• Data for the task
%%
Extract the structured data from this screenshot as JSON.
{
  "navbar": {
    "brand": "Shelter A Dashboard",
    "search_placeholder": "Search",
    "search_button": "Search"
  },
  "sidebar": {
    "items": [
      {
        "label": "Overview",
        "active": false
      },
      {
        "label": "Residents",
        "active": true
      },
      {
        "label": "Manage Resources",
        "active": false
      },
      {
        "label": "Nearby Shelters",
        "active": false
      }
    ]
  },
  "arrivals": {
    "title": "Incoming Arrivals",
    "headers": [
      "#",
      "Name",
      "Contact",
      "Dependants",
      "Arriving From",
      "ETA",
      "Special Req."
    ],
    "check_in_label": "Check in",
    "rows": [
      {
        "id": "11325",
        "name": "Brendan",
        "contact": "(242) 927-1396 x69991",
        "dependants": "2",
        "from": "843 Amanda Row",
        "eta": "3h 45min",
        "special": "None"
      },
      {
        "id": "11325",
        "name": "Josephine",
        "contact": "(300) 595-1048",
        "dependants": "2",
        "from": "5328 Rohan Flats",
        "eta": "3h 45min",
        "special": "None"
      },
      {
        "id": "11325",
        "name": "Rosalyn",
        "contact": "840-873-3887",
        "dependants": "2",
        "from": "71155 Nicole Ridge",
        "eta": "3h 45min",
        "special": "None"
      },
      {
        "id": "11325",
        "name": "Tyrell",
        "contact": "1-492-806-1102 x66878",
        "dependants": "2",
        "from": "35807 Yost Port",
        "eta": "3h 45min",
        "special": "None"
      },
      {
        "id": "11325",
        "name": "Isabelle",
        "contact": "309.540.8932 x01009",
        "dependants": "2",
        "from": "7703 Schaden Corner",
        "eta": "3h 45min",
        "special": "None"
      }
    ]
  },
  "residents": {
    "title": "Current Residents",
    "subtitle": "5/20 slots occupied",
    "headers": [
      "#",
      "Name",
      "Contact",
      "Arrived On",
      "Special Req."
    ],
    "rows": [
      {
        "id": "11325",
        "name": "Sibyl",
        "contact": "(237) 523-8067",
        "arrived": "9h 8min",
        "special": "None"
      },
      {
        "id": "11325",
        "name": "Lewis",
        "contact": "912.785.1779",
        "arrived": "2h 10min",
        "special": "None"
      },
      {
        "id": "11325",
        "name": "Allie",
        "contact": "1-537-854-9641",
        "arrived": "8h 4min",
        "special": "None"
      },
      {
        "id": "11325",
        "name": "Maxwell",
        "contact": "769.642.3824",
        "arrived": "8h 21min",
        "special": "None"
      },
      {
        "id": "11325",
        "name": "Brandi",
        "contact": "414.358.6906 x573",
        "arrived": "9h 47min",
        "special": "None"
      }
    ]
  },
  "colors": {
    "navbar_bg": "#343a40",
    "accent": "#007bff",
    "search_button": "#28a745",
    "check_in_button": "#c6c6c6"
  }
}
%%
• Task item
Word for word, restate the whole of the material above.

• Solution below
Extract the structured data from this screenshot as JSON.
{
  "navbar": {
    "brand": "Shelter A Dashboard",
    "search_placeholder": "Search",
    "search_button": "Search"
  },
  "sidebar": {
    "items": [
      {
        "label": "Overview",
        "active": false
      },
      {
        "label": "Residents",
        "active": true
      },
      {
        "label": "Manage Resources",
        "active": false
      },
      {
        "label": "Nearby Shelters",
        "active": false
      }
    ]
  },
  "arrivals": {
    "title": "Incoming Arrivals",
    "headers": [
      "#",
      "Name",
      "Contact",
      "Dependants",
      "Arriving From",
      "ETA",
      "Special Req."
    ],
    "check_in_label": "Check in",
    "rows": [
      {
        "id": "11325",
        "name": "Brendan",
        "contact": "(242) 927-1396 x69991",
        "dependants": "2",
        "from": "843 Amanda Row",
        "eta": "3h 45min",
        "special": "None"
      },
      {
        "id": "11325",
        "name": "Josephine",
        "contact": "(300) 595-1048",
        "dependants": "2",
        "from": "5328 Rohan Flats",
        "eta": "3h 45min",
        "special": "None"
      },
      {
        "id": "11325",
        "name": "Rosalyn",
        "contact": "840-873-3887",
        "dependants": "2",
        "from": "71155 Nicole Ridge",
        "eta": "3h 45min",
        "special": "None"
      },
      {
        "id": "11325",
        "name": "Tyrell",
        "contact": "1-492-806-1102 x66878",
        "dependants": "2",
        "from": "35807 Yost Port",
        "eta": "3h 45min",
        "special": "None"
      },
      {
        "id": "11325",
        "name": "Isabelle",
        "contact": "309.540.8932 x01009",
        "dependants": "2",
        "from": "7703 Schaden Corner",
        "eta": "3h 45min",
        "special": "None"
      }
    ]
  },
  "residents": {
    "title": "Current Residents",
    "subtitle": "5/20 slots occupied",
    "headers": [
      "#",
      "Name",
      "Contact",
      "Arrived On",
      "Special Req."
    ],
    "rows": [
      {
        "id": "11325",
        "name": "Sibyl",
        "contact": "(237) 523-8067",
        "arrived": "9h 8min",
        "special": "None"
      },
      {
        "id": "11325",
        "name": "Lewis",
        "contact": "912.785.1779",
        "arrived": "2h 10min",
        "special": "None"
      },
      {
        "id": "11325",
        "name": "Allie",
        "contact": "1-537-854-9641",
        "arrived": "8h 4min",
        "special": "None"
      },
      {
        "id": "11325",
        "name": "Maxwell",
        "contact": "769.642.3824",
        "arrived": "8h 21min",
        "special": "None"
      },
      {
        "id": "11325",
        "name": "Brandi",
        "contact": "414.358.6906 x573",
        "arrived": "9h 47min",
        "special": "None"
      }
    ]
  },
  "colors": {
    "navbar_bg": "#343a40",
    "accent": "#007bff",
    "search_button": "#28a745",
    "check_in_button": "#c6c6c6"
  }
}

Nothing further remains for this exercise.